1.  Jump straight into it – You might think it's important to start off with a joke, or a personal story, or a leading question. All of those tactics can work, but none of them actually tell your audience what you offer or what's valuable about your idea, product or company. The number one thing on your audience's mind as you start your pitch is, "Is this person worth my time?" It's best to leave aside the audience-warming tactics and dive straight into what you can do for your audience. Lead strong with a big, bold claim. This can be your promise to solve a major problem the audience has or it can be the biggest, most impressive feature of whatever you're there to pitch. Now you've got their attention.

2.  Keep it short – Shorter than you think you need to. Even experienced businessmen routinely overestimate how long they can truly keep their audience's attention. The reality is that everyone in the room wants to know the bottom line and if you can't explain it quickly, you've lost them. You might have been given a thirty-minute time slot to make your presentation, but keep it to twenty minutes. If you were only given twenty, keep it to twelve.

3.  Never read your slides – Slides are there as visual aids and to emphasize key ideas. Use only a small number of slides—maybe a dozen in a twenty minute pitch—and use words sparingly on them. This will force you to speak, not read, your ideas.

4.  Practice, practice, practice – The only way to get good at pitching is to pitch a lot.

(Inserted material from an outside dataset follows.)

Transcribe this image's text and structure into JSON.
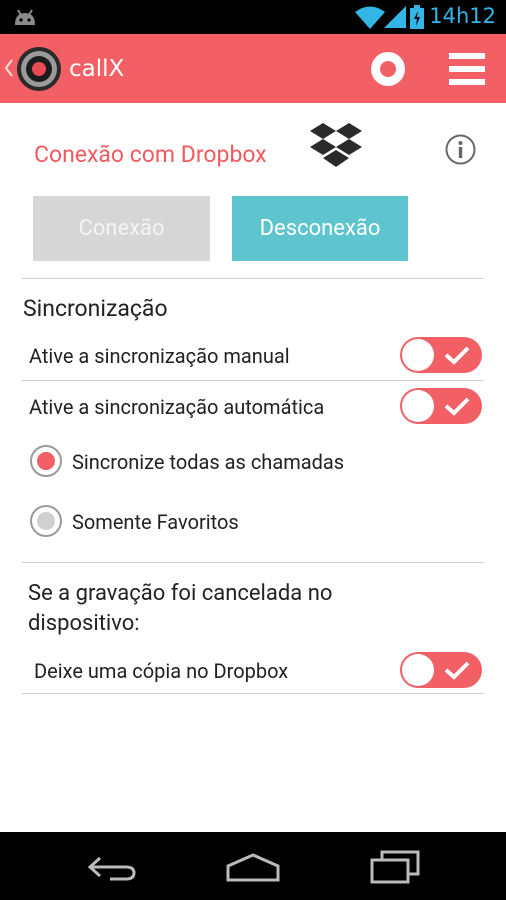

Do a practice run before any big pitch and do as many "little" pitches as possible. You never know when someone will become a client!

These are just a few of the things that Bouri has learned are essential to making a good pitch. How else do you keep your business pitches in top shape?

Friday, March 6, 2015

3 Ways to Increase Sales in a B2B Business

Almost all business blogs are written with retail or business-to-consumer companies in mind. Much of this advice will translate to business-to-business operations, but much of it won't. With years of experience in the cement industry, Alexander Bouri knows that selling to another business is very different than selling to consumers and he has assembled these three sure-fire tips to boost B2B sales:

1.  Spend more time not selling – Most companies are inundated with offers from new vendors, and that means they can feel as if their time is being wasted. Nothing is more important to a business leader than their time. Instead, focus on what they don't get nearly enough of: helpful information, advice, and resources presented free of charge. In other words, spend more time talking to potential business but don't spend all of it trying to make a sale. There are many ways to do this, from holding monthly networking events to offering classes, seminars, and industry news updates. Blog actively in your industry and produce valuable resources like how-to manuals and introductions to complex topics. Become indispensable to potential customers long before they buy anything, and they will think of you next time they want to place an order or invest in a service.

2.  Always be ready to undercut – Business customers are often far more price-savvy than consumers are. Good advertising still works in the B2B world but, at the end of the day, if they can get a better price they probably will. Use this to your advantage by being perpetually ready to undercut the competition—even if that means making less profit than you'd like. An easy way to do this is an introductory offer. Tell the lead that you want them to try out your product or service to see the difference it makes, and so you're offering them the first order or month at a special price, with no obligation to stay on if they're not happy. Then make that price irresistible. If you trust in your product or service to get them hooked, then this is a small price to pay for what will likely become a long-term customer.

3.  Always offer something extra – One thing that businesses and consumers have in common is that everyone likes a freebie. Whatever you promised to deliver, deliver a little more or throw in something extra you know they'll have a use for.

What else do you do to boost your B2B sales figures?